Why does the Philippines have a high unemployment rate?
Causes of Unemployment in the Philippines
Unemployment in the Philippines is attributed to reasons including overpopulation, oversupply of labour force on certain industries and the inability to take on available jobs.
Does Philippines have high employment rate?
Employment Rate in Philippines averaged 91.35 percent from 1991 until 2021, reaching an all time high of 95.46 percent in the fourth quarter of 2019 and a record low of 82.32 percent in the second quarter of 2020. … Philippines Employment Rate – values, historical data and charts – was last updated on August of 2021.
How is the unemployment rate in the Philippines?
Unemployment Rate in Philippines averaged 8.33 percent from 1994 until 2021, reaching an all time high of 17.70 percent in the second quarter of 2020 and a record low of 4.50 percent in the fourth quarter of 2019.
Is unemployment a great problem in the Philippines?
Unemployment and underemployment are the Philippines’ most important problems and the key indicators of the weaknesses of the economy. Today, around 4 million workers (about 12% of the labor force) are unemployed and another 5 million (around 17% of those employed) are underemployed.
Is poverty increasing in the Philippines 2021?
The country’s poverty rate is projected to average between 15.5% and 17.5% in 2021, likely near the 16.6% posted in 2018, officials of the National Economic and Development Authority (NEDA) said on Thursday, February 4, during the launch of the updated Philippine Development Plan (PDP).
How unemployment affects to every Filipino?
Social Costs, specifically high income inequality, is a result of unemployment in the Philippines. … Moreover, high poverty rates and hunger rates may be caused by unemployment too. Philippines is generally more socially affected by unemployment and less economically affected.

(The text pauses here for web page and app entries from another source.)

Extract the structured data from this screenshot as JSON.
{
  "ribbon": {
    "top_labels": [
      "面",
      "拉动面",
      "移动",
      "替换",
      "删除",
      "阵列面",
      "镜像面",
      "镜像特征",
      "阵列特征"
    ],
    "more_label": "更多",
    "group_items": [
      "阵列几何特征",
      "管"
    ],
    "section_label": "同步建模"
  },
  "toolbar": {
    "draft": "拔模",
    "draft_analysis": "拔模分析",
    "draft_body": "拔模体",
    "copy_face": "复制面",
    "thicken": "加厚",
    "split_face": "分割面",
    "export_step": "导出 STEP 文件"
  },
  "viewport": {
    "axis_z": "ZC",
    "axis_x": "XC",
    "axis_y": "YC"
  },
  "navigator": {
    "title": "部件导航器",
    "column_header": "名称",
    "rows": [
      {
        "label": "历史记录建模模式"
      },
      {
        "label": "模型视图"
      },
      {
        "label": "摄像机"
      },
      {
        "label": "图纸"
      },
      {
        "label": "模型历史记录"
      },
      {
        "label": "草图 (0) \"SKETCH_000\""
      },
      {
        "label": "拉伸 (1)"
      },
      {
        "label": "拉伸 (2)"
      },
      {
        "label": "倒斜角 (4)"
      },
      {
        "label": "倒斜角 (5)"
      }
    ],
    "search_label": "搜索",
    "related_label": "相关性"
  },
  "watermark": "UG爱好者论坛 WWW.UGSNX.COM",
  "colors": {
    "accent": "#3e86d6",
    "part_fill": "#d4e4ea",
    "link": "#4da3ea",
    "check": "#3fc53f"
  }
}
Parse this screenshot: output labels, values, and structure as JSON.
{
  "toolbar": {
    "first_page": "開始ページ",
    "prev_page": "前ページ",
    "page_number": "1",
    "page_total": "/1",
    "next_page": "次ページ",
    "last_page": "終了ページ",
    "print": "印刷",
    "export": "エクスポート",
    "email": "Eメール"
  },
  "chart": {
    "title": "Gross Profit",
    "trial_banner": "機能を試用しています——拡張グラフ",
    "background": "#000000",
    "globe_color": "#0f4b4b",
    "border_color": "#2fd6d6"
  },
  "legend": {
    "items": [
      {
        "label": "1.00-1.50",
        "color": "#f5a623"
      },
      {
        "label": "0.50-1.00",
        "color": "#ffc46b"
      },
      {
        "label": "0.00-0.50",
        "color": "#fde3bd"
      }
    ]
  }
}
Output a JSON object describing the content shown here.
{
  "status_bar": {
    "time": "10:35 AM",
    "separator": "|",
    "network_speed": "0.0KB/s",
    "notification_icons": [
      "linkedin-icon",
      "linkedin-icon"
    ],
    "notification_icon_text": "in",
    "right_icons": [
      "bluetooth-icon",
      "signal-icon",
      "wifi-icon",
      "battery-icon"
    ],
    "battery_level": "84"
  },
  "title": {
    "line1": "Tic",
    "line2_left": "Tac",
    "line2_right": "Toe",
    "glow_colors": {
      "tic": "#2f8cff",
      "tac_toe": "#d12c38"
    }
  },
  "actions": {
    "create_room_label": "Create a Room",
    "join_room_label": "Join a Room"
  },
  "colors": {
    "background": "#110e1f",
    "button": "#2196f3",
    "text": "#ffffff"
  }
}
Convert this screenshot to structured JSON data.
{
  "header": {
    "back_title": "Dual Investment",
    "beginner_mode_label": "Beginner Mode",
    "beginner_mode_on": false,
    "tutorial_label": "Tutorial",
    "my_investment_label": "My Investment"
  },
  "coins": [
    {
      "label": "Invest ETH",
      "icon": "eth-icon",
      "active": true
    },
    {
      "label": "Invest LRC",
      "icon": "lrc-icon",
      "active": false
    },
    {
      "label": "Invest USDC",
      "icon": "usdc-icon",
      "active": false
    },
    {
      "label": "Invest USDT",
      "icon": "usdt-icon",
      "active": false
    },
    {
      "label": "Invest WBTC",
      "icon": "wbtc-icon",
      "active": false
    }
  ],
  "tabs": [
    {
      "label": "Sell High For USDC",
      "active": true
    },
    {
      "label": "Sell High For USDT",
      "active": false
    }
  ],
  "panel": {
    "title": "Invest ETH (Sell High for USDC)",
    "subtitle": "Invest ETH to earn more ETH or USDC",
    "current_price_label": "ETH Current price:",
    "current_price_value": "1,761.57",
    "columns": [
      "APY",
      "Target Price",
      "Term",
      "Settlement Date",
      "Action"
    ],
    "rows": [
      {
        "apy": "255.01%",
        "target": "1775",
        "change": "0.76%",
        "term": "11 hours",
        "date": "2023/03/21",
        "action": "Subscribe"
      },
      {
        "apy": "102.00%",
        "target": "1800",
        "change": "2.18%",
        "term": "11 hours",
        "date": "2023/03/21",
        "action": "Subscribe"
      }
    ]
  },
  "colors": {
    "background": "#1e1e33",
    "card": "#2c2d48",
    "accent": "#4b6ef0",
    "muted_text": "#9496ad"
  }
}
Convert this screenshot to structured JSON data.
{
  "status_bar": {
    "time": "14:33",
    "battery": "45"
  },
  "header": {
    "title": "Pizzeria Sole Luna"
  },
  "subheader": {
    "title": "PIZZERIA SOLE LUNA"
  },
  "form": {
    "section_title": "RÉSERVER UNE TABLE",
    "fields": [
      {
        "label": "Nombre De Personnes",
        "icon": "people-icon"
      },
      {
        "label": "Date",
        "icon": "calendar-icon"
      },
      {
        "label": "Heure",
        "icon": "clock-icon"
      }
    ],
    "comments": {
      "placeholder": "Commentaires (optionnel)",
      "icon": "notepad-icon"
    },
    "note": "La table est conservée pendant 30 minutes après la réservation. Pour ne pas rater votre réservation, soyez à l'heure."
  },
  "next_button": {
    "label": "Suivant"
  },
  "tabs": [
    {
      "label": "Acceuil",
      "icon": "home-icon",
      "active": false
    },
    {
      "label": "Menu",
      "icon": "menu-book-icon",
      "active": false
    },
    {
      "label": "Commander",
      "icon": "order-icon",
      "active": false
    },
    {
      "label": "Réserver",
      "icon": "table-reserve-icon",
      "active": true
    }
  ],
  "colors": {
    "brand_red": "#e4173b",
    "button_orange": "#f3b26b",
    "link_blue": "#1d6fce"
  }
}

What is the most common job in the Philippines?
Here is a lists of the Top 10 Most Applied jobs here in the Philippines.
- Technical Support Staff. …
- Call Center Agents. …
- Customer Service Assistants. …
- Information Technology Specialists. …
- Production and factory workers. …
- Salesladies. …
- Sales Clerks. …
- Construction Laborers abroad.
How many are wealthy in the Philippines 2020?
In 2020, the Philippines had nearly 14 thousand millionaires. It was projected that in 2025, the number of high net worth individuals in the country will reach approximately 19 thousand.
|Characteristic||Number of millionaires in thousands|
How many people are unemployed in the Philippines unemployment rate 2020?
Some 4 million Filipinos were unemployed in January 2021, the Philippine Statistics Authority (PSA) said on Tuesday, March 9. This is higher than the 3.8 million unemployed in October 2020 and the 2.4 million in January 2020.
How many are unemployed in the Philippines 2021?
Unemployed Filipinos down to 3.73 million in May 2021 as lockdowns ease. COVID-19 JABS. A vaccination site at a mall in Bacoor City, Cavite. The Philippines’ labor market improved in May, as the economy slowly reopened despite COVID-19 cases remaining high.
What are the common labor problems in the Philippines?
- Output growth and employment.
- Labor productivity.
- Underemployment, overseas employment.
- Youth unemployment, job and skill mismatch, educated unemployed.
- Balance between workers’ welfare and employment generation.
- Pre-employment policies.
- Regulation on conditions of employment.
Is unemployment is a serious problem of a country?
Unemployment is first and foremost an economic and social problem since it brings about costs for the unemployed as well as the society as a whole. Labor not used for production purposes means permanent output loss and decrease of consumption. … Hence, unemployment gets qualified as a serious personal and social issue.
What are the major problems caused by unemployment?
The personal and social costs of unemployment include severe financial hardship and poverty, debt, homelessness and housing stress, family tensions and breakdown, boredom, alienation, shame and stigma, increased social isolation, crime, erosion of confidence and self-esteem, the atrophying of work skills and ill-health …